In 1968, Dr. Kenneth Cooper published “Aerobics,” a bestseller that encouraged running, jogging, and swimming to improve health and reduce the risk of cardiovascular disease. Cooper’s book started a revolution in heart disease and was popularized by Jane Fonda’s VHS workout videos.
The arrival of Nautilus and Universal strength training equipment in the 1970s and 1980s made weightlifting more appealing to a wider range of people. These machines were affordable and had adjustable weight plates that were easy to use.
Nautilus machines have helped integrate strength training into the wider mix of exercises.
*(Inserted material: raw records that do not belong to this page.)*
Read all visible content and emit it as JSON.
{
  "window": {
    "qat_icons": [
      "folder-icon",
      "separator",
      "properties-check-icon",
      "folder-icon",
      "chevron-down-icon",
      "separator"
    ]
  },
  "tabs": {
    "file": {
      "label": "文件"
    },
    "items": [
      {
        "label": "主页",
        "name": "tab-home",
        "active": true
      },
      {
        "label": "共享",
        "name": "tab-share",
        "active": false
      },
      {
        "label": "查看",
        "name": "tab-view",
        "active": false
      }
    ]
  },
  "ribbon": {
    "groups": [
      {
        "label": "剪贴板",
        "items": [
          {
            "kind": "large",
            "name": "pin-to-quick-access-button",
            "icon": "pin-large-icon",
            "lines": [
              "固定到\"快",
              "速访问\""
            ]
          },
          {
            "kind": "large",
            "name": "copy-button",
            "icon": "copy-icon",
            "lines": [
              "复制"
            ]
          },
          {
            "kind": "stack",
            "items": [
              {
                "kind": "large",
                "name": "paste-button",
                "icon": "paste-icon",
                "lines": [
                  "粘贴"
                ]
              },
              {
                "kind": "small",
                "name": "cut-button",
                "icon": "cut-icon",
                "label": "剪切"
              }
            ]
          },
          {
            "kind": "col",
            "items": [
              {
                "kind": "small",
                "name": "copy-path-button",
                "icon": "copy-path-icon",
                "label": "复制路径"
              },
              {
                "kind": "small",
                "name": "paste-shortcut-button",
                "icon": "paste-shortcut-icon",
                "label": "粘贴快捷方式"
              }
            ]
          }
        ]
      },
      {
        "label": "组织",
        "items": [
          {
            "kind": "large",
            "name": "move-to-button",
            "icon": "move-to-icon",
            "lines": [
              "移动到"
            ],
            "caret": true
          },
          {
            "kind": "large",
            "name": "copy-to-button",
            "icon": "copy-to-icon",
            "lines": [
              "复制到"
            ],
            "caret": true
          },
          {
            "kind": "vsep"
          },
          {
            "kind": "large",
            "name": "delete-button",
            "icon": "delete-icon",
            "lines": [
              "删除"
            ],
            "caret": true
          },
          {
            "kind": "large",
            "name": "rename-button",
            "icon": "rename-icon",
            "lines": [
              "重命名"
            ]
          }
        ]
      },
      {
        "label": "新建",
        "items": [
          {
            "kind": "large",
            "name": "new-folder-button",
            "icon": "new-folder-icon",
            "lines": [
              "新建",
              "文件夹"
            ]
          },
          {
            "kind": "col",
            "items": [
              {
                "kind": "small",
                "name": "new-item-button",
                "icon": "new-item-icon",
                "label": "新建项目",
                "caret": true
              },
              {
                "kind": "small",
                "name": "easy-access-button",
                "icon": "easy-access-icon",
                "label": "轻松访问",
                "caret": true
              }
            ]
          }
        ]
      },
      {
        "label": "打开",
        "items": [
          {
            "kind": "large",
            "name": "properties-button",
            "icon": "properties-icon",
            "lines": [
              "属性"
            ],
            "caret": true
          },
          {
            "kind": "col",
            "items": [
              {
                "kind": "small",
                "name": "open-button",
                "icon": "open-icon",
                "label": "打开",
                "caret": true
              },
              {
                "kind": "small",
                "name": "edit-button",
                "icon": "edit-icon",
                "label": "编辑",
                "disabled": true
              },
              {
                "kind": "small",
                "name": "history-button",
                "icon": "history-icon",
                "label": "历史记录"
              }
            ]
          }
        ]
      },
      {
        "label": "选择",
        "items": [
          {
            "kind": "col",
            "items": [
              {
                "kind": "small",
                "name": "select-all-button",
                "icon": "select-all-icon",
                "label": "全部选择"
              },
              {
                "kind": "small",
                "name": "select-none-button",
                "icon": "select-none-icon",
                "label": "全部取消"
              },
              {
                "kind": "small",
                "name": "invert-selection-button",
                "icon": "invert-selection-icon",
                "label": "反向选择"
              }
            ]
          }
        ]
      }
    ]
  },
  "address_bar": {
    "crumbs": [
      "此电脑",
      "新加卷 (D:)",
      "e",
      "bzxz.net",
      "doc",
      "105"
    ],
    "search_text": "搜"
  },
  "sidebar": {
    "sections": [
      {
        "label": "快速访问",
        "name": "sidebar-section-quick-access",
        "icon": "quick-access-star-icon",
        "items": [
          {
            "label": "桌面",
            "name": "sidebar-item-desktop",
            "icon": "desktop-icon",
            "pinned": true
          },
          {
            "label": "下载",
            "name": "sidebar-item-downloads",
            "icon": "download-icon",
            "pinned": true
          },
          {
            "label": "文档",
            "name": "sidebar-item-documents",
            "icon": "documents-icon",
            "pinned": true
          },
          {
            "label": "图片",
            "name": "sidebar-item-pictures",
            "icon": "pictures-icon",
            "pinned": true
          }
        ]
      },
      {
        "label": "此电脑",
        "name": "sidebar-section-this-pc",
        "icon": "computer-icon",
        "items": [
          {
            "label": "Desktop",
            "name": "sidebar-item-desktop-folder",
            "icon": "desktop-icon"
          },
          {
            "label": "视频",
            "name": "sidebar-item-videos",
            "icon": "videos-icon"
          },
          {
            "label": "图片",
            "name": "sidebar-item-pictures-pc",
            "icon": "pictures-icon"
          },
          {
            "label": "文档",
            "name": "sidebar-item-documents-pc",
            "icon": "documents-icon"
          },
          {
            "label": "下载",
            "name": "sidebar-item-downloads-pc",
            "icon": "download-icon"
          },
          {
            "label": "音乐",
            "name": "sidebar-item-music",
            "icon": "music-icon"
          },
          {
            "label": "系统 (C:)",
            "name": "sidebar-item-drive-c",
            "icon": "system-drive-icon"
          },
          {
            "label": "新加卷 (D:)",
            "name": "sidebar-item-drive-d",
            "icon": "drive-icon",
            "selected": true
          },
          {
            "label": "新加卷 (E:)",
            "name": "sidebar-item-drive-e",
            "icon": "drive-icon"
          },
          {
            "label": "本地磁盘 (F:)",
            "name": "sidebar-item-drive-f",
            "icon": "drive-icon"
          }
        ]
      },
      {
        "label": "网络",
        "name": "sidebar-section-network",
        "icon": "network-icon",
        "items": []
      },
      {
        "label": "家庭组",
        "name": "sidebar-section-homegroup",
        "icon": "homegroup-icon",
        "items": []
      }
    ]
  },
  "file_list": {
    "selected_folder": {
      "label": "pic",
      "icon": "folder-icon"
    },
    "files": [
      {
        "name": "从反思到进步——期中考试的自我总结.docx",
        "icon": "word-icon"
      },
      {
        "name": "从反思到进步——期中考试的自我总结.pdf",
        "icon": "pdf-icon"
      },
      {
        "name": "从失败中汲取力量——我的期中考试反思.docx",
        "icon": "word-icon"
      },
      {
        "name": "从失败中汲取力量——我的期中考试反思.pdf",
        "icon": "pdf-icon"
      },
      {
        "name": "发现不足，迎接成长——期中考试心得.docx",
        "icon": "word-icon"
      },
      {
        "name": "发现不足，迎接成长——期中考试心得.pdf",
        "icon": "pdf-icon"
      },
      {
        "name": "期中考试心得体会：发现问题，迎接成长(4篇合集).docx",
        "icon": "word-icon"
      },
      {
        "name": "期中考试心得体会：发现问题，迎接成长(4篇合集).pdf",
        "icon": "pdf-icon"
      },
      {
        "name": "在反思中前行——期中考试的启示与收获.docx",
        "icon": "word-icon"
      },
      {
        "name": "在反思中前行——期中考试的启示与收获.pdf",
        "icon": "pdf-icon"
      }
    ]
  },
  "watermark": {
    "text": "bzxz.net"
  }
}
Clubs with Nautilus in their name and the company’s gear inside began popping up all over the country.
But today, free weights have become the most popular form of strength training. And weightlifting has grown in recent years in part because of new research on the benefits.
The most recent federal health guidelines recommend at least two sessions per week of muscle-strengthening activities that are moderate to vigorous intensity and involve all major muscle groups.
The rise of CrossFit has also led to high-intensity squat rack workouts becoming more popular with the general public, especially among women.
“Before CrossFit, this type of equipment was associated with body building,” Petrzela said. “Seeing a lot of people doing this for functional fitness has debunked it.”
Gale Landers, CEO of Fitness Formula Clubs in Chicago, said his clubs have removed 10 percent to 15 percent of their cardio equipment to make room for more free weights and benches. Fitness Formula has also added turf areas where people can do functional training.
At Genesis Health Clubs, a chain of 61 gyms mostly in the Midwest, “you’ll walk in and see all the squat racks full,” said CEO Rodney Steven.
Genesis clubs have added more squat and dumbbell racks to meet the demand for strength training and reduced cardio areas.
“Free weights are the biggest increase we’ve seen across all our clubs,” Stephen said. “Everyone uses dumbbells.”